====== GIVEN DATA ======
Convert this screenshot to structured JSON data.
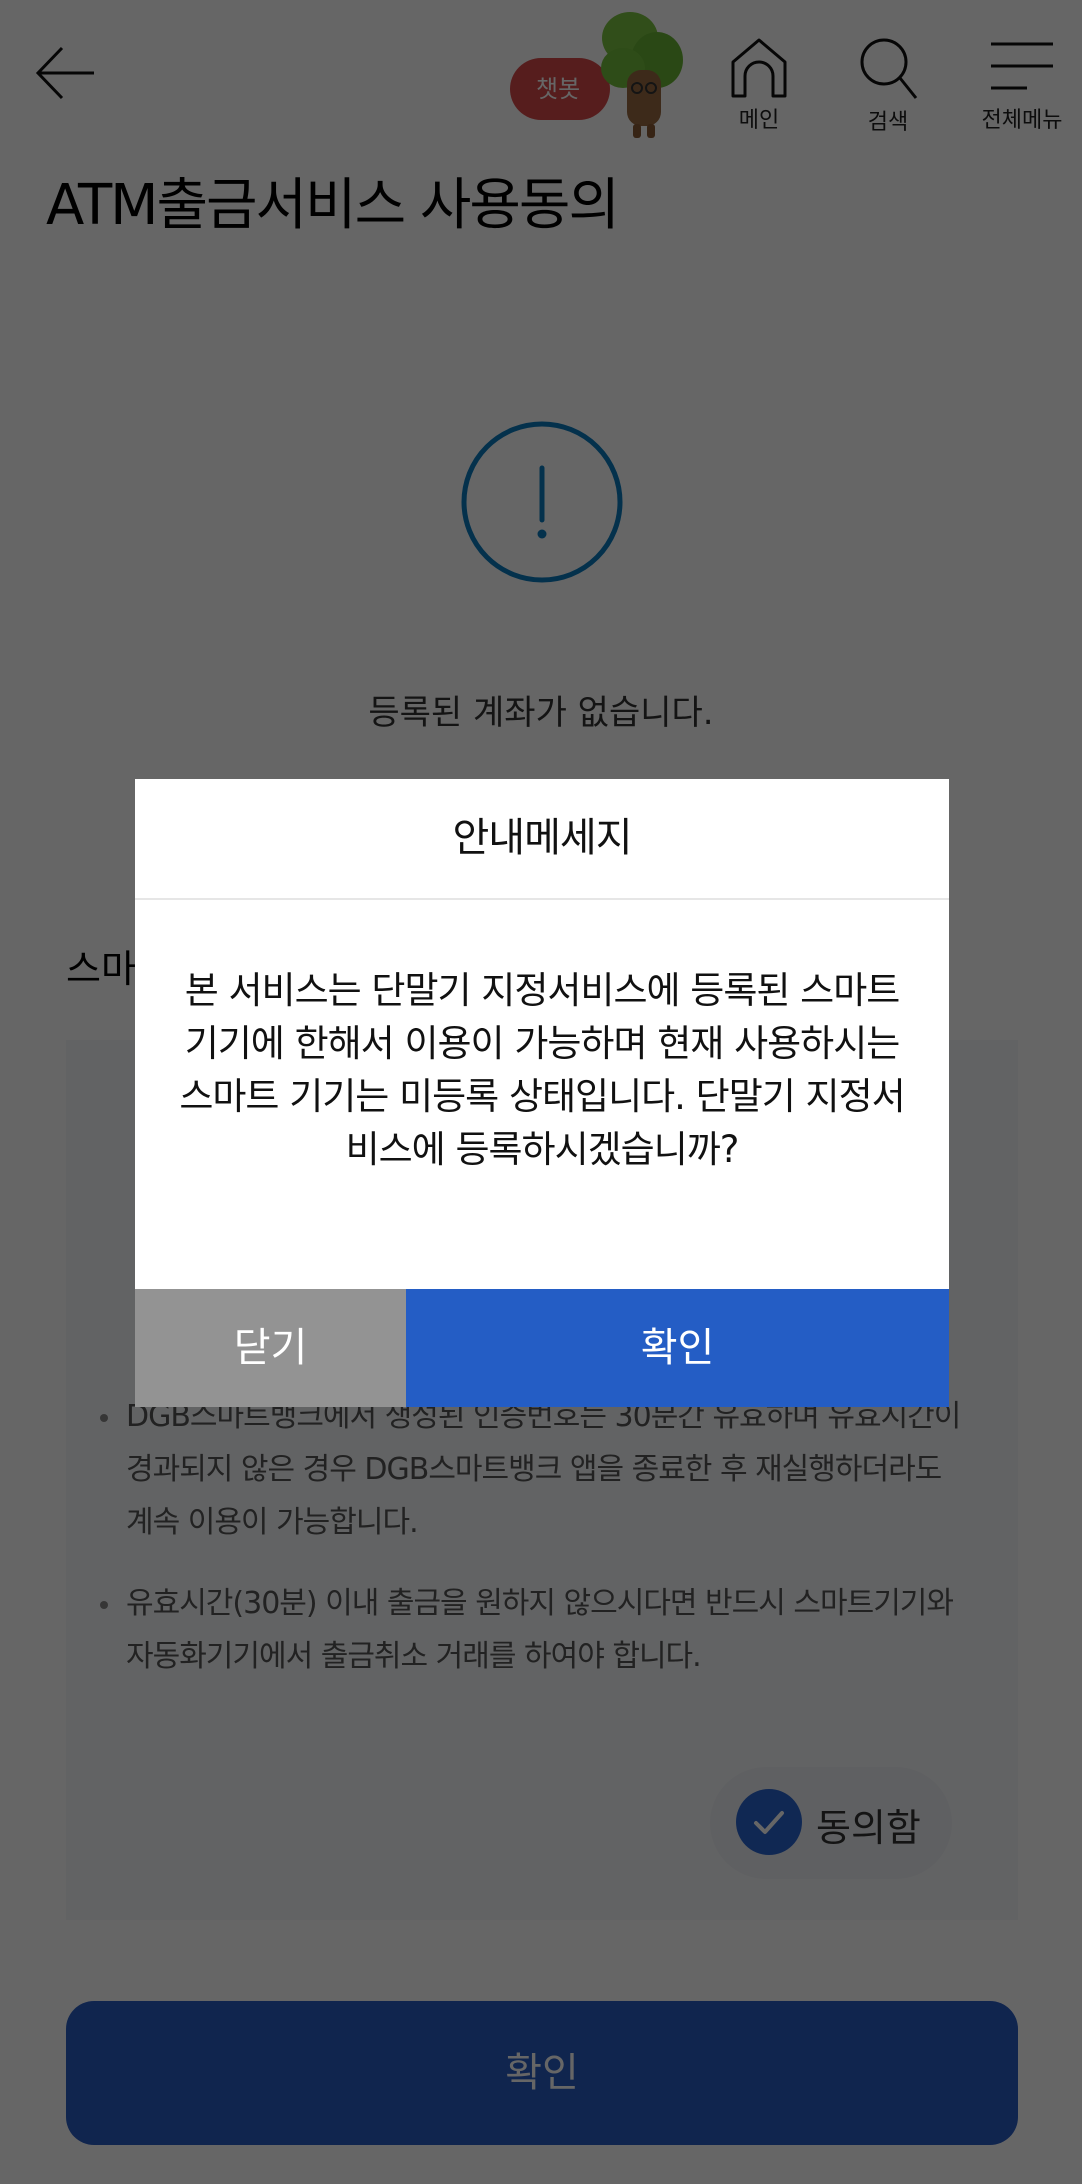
{
  "header": {
    "back_label": "뒤로",
    "chatbot_label": "챗봇",
    "nav": [
      {
        "icon": "home-icon",
        "label": "메인"
      },
      {
        "icon": "search-icon",
        "label": "검색"
      },
      {
        "icon": "menu-icon",
        "label": "전체메뉴"
      }
    ]
  },
  "page": {
    "title": "ATM출금서비스 사용동의",
    "alert_icon": "exclamation-circle-icon",
    "no_account_message": "등록된 계좌가 없습니다.",
    "section_title_partial": "스마",
    "notices": [
      "DGB스마트뱅크에서 생성된 인증번호는 30분간 유효하며 유효시간이 경과되지 않은 경우 DGB스마트뱅크 앱을 종료한 후 재실행하더라도 계속 이용이 가능합니다.",
      "유효시간(30분) 이내 출금을 원하지 않으시다면 반드시 스마트기기와 자동화기기에서 출금취소 거래를 하여야 합니다."
    ],
    "agree_label": "동의함",
    "agree_checked": true,
    "confirm_label": "확인"
  },
  "modal": {
    "title": "안내메세지",
    "message": "본 서비스는 단말기 지정서비스에 등록된 스마트 기기에 한해서 이용이 가능하며 현재 사용하시는 스마트 기기는 미등록 상태입니다. 단말기 지정서비스에 등록하시겠습니까?",
    "close_label": "닫기",
    "ok_label": "확인"
  },
  "colors": {
    "primary": "#245dc5",
    "close_button": "#939393",
    "alert_icon": "#0a7bbf",
    "chatbot": "#d84a4a",
    "overlay": "rgba(0,0,0,0.6)"
  }
}
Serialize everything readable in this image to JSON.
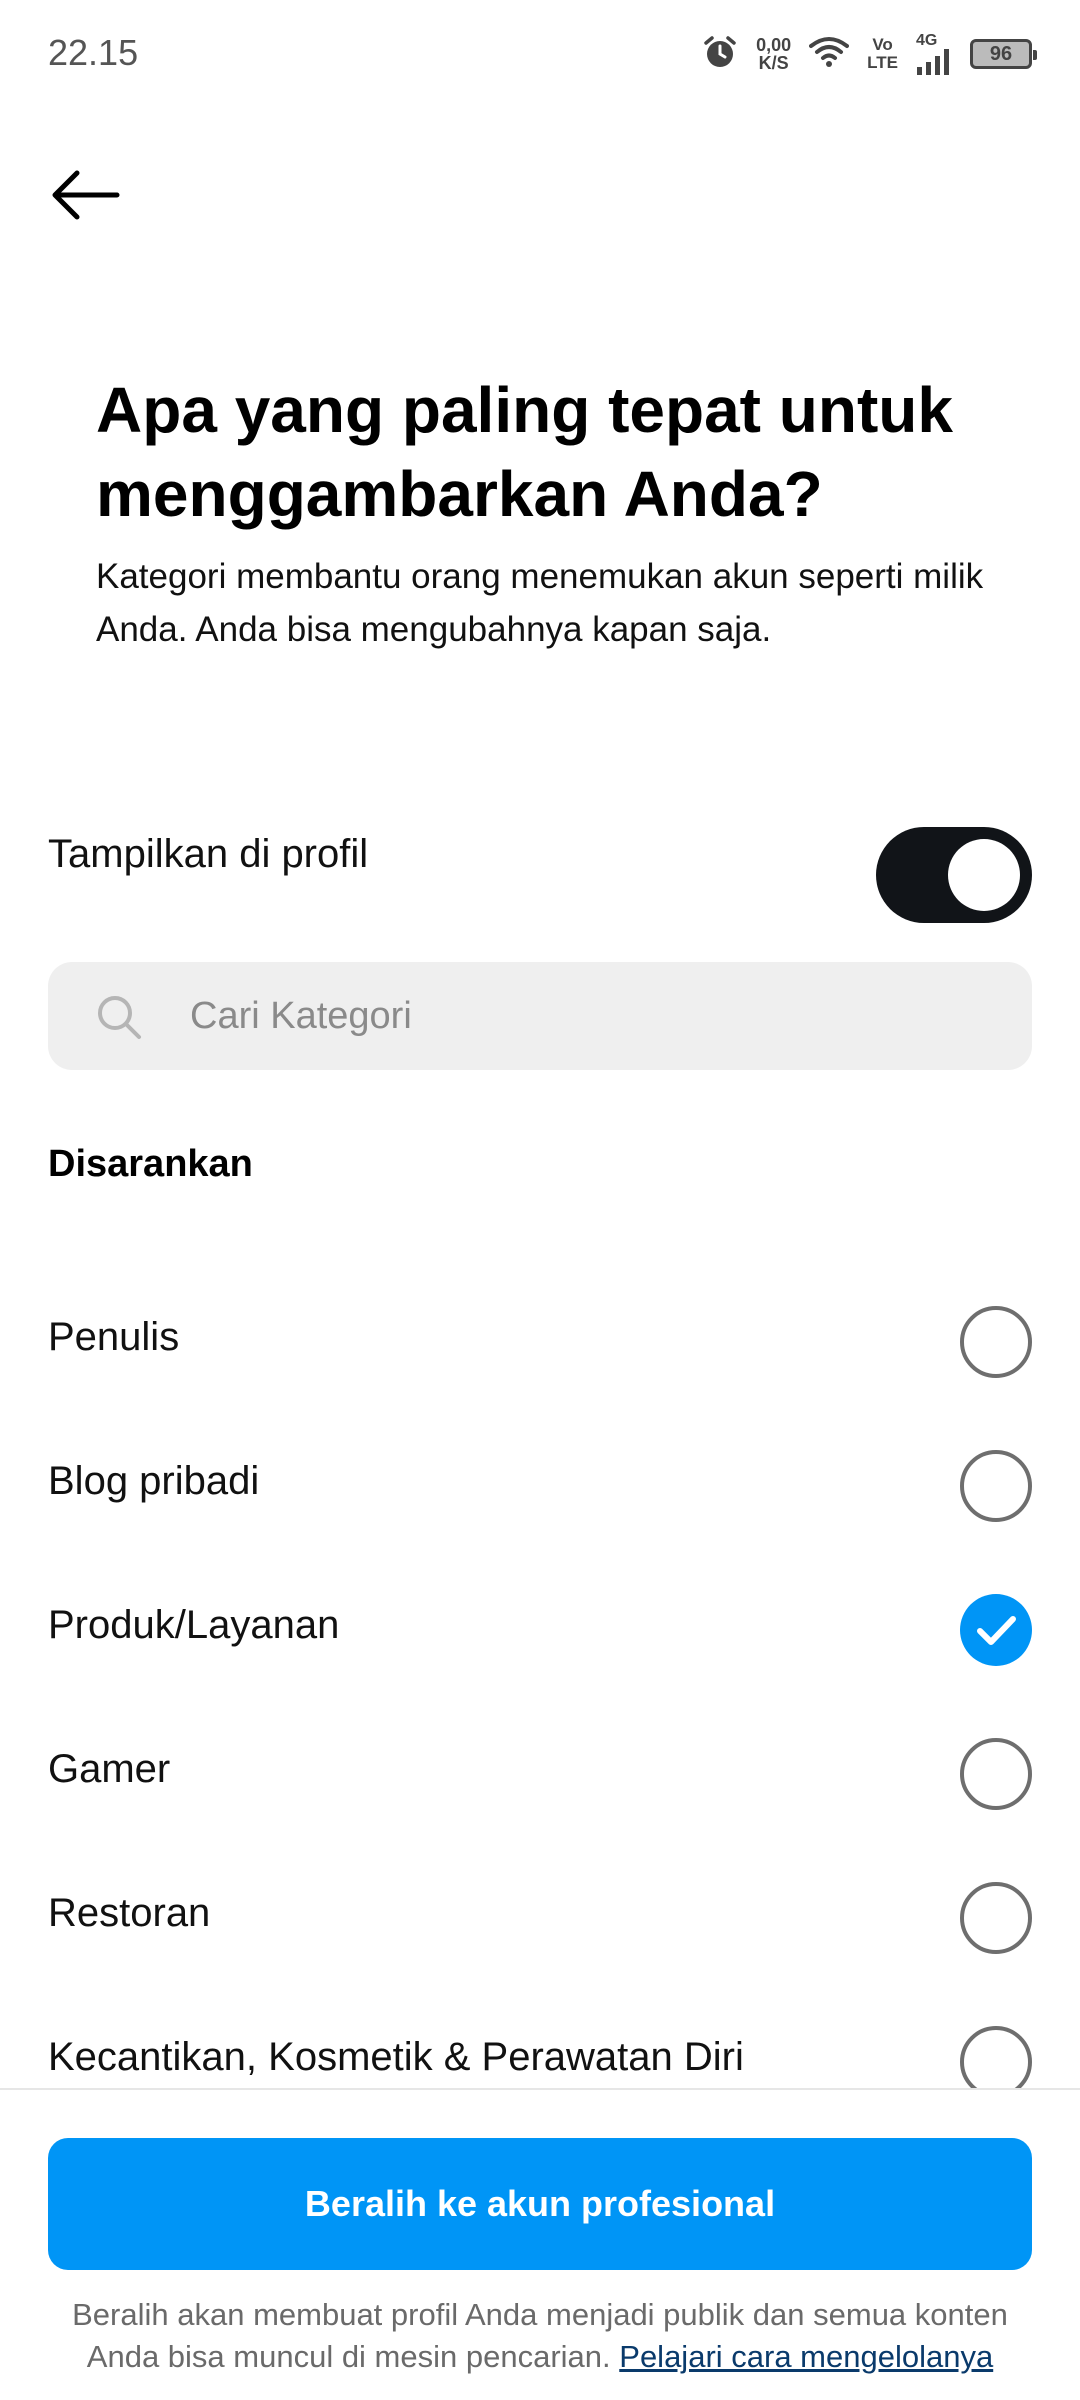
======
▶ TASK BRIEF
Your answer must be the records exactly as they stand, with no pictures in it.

▶ ANSWER SPACE
Convert this screenshot to structured JSON data.
{
  "header": {
    "back_label": "뒤로",
    "chatbot_label": "챗봇",
    "nav": [
      {
        "icon": "home-icon",
        "label": "메인"
      },
      {
        "icon": "search-icon",
        "label": "검색"
      },
      {
        "icon": "menu-icon",
        "label": "전체메뉴"
      }
    ]
  },
  "page": {
    "title": "ATM출금서비스 사용동의",
    "alert_icon": "exclamation-circle-icon",
    "no_account_message": "등록된 계좌가 없습니다.",
    "section_title_partial": "스마",
    "notices": [
      "DGB스마트뱅크에서 생성된 인증번호는 30분간 유효하며 유효시간이 경과되지 않은 경우 DGB스마트뱅크 앱을 종료한 후 재실행하더라도 계속 이용이 가능합니다.",
      "유효시간(30분) 이내 출금을 원하지 않으시다면 반드시 스마트기기와 자동화기기에서 출금취소 거래를 하여야 합니다."
    ],
    "agree_label": "동의함",
    "agree_checked": true,
    "confirm_label": "확인"
  },
  "modal": {
    "title": "안내메세지",
    "message": "본 서비스는 단말기 지정서비스에 등록된 스마트 기기에 한해서 이용이 가능하며 현재 사용하시는 스마트 기기는 미등록 상태입니다. 단말기 지정서비스에 등록하시겠습니까?",
    "close_label": "닫기",
    "ok_label": "확인"
  },
  "colors": {
    "primary": "#245dc5",
    "close_button": "#939393",
    "alert_icon": "#0a7bbf",
    "chatbot": "#d84a4a",
    "overlay": "rgba(0,0,0,0.6)"
  }
}
Serialize everything readable in this image to JSON.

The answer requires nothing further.